02/25/2015 01:30 EST | Updated 04/27/2015 05:59 EDT

New Brunswick will leave it to health boards to ensure abortions are available

FREDERICTON - The New Brunswick government will leave it to its two health authorities to ensure abortion services are available, the province's attorney general said Wednesday.

Serge Rousselle was asked whether he believes the level of abortion access meets the province's legal obligations after the Horizon Health Network announced it will offer the procedure at one hospital in Moncton.

That means as of April, publicly funded abortions will be provided at three hospitals in two cities — something that abortion rights advocates say falls short of the government's commitment to improve access.

Rousselle said the government has removed barriers to abortion by eliminating a rule that required women to have two doctors declare the procedure was medically necessary.

"Now it's the health authorities that have to make sure that this important medical service is delivered in this province," he said.

"It is a question of accessibility. They have to make sure that this service is available in the province."

Reproductive Justice New Brunswick has said the fact that New Brunswick will restrict its expansion in abortions to just one more hospital means barriers remain in place for women seeking the procedure.

A spokeswoman for John McGarry, the CEO of Horizon Health Network, said he will not be granting interviews on the issue.
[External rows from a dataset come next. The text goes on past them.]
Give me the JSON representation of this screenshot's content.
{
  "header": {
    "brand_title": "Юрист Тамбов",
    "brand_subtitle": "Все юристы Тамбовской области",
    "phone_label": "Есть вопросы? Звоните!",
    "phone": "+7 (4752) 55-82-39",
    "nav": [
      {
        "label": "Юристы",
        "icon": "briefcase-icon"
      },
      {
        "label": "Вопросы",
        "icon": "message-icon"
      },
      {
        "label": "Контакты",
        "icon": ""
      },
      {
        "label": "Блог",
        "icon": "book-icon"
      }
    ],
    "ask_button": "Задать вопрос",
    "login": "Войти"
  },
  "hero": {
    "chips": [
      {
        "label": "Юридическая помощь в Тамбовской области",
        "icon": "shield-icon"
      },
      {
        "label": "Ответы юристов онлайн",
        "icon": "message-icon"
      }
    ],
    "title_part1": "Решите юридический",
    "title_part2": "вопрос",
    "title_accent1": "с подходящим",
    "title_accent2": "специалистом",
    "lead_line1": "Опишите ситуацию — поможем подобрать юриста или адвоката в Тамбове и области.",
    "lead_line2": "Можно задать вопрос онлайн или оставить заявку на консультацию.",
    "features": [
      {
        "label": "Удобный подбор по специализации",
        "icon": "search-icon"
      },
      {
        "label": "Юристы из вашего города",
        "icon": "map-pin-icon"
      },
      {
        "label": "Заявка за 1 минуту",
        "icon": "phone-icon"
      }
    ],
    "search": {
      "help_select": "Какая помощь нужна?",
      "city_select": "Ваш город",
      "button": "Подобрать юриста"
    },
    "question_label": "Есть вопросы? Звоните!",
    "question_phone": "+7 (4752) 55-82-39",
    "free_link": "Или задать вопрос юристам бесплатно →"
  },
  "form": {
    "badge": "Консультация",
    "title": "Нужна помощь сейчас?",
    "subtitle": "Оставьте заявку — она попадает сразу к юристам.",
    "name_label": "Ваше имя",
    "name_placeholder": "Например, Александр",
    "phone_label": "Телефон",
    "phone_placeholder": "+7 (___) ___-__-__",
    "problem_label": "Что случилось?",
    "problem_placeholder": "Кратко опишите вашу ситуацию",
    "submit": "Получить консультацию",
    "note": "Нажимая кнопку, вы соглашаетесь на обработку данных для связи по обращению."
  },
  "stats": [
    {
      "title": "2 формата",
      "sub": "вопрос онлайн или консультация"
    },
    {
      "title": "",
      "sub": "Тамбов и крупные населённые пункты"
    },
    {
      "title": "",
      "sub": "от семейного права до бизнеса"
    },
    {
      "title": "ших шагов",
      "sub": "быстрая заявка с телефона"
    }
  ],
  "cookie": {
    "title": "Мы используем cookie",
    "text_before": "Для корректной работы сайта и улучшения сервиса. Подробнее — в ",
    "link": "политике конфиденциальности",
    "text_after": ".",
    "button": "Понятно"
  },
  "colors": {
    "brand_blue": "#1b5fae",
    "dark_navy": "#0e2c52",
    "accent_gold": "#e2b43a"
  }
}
Premier Brian Gallant and Health Minister Victor Boudreau have not been available for interviews since the Horizon Health Network announcement Tuesday.

The province's other health board — Vitalite Health Network — offers publicly funded abortions at two hospitals in Moncton and Bathurst but does not plan to expand it beyond that.

Abortion access has been a controversial issue in New Brunswick since the 1980s, when the provincial government at the time introduced a regulation that stipulated that women could only receive abortions at two hospitals after getting referrals from two doctors who deemed the procedure medically necessary.

The controversy heightened last summer when the Morgentaler Clinic, the only private facility in the province offering abortions, closed citing a lack of funds. Some women left New Brunswick to seek abortions in the United States or other provinces.